WHAT THE TASK REQUIRES. Of all the lines in these entries, count those that contain "palpeur" and give only the total.
--- INFORMATION SHOWN Enclosed Below ---
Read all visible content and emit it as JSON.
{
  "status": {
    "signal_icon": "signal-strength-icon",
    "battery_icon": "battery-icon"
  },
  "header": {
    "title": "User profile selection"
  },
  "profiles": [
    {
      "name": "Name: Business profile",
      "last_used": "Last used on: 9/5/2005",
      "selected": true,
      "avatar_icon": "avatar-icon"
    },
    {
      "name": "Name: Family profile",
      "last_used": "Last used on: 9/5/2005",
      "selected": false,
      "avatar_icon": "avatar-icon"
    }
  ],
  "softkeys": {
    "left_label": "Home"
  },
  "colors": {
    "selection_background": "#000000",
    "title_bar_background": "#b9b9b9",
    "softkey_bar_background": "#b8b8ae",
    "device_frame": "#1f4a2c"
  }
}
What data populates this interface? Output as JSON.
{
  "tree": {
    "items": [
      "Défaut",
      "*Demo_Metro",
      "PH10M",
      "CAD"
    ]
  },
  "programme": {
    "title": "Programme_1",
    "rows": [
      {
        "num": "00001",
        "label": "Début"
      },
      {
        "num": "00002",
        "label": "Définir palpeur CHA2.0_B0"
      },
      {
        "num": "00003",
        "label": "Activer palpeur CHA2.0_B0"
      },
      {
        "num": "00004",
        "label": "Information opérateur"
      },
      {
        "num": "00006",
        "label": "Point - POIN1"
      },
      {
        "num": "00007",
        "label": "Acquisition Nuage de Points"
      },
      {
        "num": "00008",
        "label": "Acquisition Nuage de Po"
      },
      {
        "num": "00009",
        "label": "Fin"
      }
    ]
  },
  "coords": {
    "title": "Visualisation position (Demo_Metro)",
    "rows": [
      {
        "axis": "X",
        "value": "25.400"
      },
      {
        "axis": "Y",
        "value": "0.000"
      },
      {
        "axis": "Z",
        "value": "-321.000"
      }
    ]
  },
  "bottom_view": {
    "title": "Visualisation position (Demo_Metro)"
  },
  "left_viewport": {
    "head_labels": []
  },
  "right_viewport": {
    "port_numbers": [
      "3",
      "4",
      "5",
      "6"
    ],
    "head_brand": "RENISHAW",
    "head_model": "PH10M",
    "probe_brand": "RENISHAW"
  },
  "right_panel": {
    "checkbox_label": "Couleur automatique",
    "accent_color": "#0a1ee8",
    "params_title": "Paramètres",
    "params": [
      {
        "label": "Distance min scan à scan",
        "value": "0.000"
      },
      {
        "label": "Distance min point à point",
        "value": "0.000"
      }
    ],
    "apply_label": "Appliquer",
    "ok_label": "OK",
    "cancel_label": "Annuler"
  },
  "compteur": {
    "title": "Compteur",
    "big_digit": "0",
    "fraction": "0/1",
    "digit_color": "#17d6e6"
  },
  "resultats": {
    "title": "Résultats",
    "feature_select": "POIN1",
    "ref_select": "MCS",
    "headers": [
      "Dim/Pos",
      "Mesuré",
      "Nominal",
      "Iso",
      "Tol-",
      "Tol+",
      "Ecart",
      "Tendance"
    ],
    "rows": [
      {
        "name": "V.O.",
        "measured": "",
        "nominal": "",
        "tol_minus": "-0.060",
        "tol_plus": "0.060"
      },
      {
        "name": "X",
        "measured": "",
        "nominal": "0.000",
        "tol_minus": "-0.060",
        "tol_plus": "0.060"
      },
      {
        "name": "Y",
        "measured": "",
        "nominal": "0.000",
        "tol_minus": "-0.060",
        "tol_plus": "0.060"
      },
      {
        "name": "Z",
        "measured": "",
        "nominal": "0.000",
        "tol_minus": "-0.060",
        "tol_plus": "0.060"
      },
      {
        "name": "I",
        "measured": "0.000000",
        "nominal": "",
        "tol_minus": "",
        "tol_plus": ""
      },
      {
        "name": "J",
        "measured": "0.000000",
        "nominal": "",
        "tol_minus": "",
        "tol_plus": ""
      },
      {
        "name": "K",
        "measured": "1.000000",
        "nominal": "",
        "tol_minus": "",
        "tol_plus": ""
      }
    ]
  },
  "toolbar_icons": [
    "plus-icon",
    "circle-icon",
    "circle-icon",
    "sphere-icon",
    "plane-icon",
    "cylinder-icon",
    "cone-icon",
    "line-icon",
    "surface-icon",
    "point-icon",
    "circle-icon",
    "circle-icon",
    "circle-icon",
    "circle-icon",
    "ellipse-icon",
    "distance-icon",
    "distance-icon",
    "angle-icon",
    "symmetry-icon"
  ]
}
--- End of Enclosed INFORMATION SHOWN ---
RESULT. 2